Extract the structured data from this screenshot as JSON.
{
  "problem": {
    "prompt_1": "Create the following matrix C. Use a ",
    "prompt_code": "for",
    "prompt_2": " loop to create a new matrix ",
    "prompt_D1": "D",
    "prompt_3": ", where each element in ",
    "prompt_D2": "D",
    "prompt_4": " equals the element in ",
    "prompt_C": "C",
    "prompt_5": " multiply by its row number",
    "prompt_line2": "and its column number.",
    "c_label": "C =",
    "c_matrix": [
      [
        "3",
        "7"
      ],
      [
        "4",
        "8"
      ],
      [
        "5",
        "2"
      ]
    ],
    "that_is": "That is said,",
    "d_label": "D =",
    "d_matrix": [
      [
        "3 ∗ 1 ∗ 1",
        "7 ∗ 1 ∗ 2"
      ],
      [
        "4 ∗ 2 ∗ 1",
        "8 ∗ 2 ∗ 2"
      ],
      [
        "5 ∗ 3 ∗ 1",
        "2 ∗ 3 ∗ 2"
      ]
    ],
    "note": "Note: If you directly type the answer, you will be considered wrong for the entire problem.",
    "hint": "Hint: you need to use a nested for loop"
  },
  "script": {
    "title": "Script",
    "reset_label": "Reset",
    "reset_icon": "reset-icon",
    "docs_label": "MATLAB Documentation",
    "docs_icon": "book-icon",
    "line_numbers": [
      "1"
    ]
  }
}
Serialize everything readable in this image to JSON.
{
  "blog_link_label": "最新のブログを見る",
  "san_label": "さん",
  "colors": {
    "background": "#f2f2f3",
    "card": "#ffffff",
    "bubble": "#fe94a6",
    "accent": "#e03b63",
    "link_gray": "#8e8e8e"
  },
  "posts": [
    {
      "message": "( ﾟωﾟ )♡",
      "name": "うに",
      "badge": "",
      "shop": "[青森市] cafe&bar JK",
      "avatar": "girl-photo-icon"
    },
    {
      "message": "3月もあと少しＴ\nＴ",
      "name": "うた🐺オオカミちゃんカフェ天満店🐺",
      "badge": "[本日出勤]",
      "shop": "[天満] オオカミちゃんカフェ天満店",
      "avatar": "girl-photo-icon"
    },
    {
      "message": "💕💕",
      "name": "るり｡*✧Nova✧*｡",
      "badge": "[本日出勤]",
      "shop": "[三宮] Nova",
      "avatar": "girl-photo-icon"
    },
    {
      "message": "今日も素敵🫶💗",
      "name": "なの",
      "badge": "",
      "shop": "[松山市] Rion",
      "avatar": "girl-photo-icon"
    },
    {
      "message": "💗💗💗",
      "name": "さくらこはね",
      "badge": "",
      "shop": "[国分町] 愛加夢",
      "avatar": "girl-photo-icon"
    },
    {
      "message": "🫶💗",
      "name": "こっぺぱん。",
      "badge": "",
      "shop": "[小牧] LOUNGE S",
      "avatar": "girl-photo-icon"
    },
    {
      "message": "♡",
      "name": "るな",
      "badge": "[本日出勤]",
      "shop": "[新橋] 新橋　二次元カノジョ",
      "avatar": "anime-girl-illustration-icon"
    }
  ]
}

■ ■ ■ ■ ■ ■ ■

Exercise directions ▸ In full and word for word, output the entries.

Response below ▸
Extract the structured data from this screenshot as JSON.
{
  "problem": {
    "prompt_1": "Create the following matrix C. Use a ",
    "prompt_code": "for",
    "prompt_2": " loop to create a new matrix ",
    "prompt_D1": "D",
    "prompt_3": ", where each element in ",
    "prompt_D2": "D",
    "prompt_4": " equals the element in ",
    "prompt_C": "C",
    "prompt_5": " multiply by its row number",
    "prompt_line2": "and its column number.",
    "c_label": "C =",
    "c_matrix": [
      [
        "3",
        "7"
      ],
      [
        "4",
        "8"
      ],
      [
        "5",
        "2"
      ]
    ],
    "that_is": "That is said,",
    "d_label": "D =",
    "d_matrix": [
      [
        "3 ∗ 1 ∗ 1",
        "7 ∗ 1 ∗ 2"
      ],
      [
        "4 ∗ 2 ∗ 1",
        "8 ∗ 2 ∗ 2"
      ],
      [
        "5 ∗ 3 ∗ 1",
        "2 ∗ 3 ∗ 2"
      ]
    ],
    "note": "Note: If you directly type the answer, you will be considered wrong for the entire problem.",
    "hint": "Hint: you need to use a nested for loop"
  },
  "script": {
    "title": "Script",
    "reset_label": "Reset",
    "reset_icon": "reset-icon",
    "docs_label": "MATLAB Documentation",
    "docs_icon": "book-icon",
    "line_numbers": [
      "1"
    ]
  }
}
Serialize everything readable in this image to JSON.
{
  "blog_link_label": "最新のブログを見る",
  "san_label": "さん",
  "colors": {
    "background": "#f2f2f3",
    "card": "#ffffff",
    "bubble": "#fe94a6",
    "accent": "#e03b63",
    "link_gray": "#8e8e8e"
  },
  "posts": [
    {
      "message": "( ﾟωﾟ )♡",
      "name": "うに",
      "badge": "",
      "shop": "[青森市] cafe&bar JK",
      "avatar": "girl-photo-icon"
    },
    {
      "message": "3月もあと少しＴ\nＴ",
      "name": "うた🐺オオカミちゃんカフェ天満店🐺",
      "badge": "[本日出勤]",
      "shop": "[天満] オオカミちゃんカフェ天満店",
      "avatar": "girl-photo-icon"
    },
    {
      "message": "💕💕",
      "name": "るり｡*✧Nova✧*｡",
      "badge": "[本日出勤]",
      "shop": "[三宮] Nova",
      "avatar": "girl-photo-icon"
    },
    {
      "message": "今日も素敵🫶💗",
      "name": "なの",
      "badge": "",
      "shop": "[松山市] Rion",
      "avatar": "girl-photo-icon"
    },
    {
      "message": "💗💗💗",
      "name": "さくらこはね",
      "badge": "",
      "shop": "[国分町] 愛加夢",
      "avatar": "girl-photo-icon"
    },
    {
      "message": "🫶💗",
      "name": "こっぺぱん。",
      "badge": "",
      "shop": "[小牧] LOUNGE S",
      "avatar": "girl-photo-icon"
    },
    {
      "message": "♡",
      "name": "るな",
      "badge": "[本日出勤]",
      "shop": "[新橋] 新橋　二次元カノジョ",
      "avatar": "anime-girl-illustration-icon"
    }
  ]
}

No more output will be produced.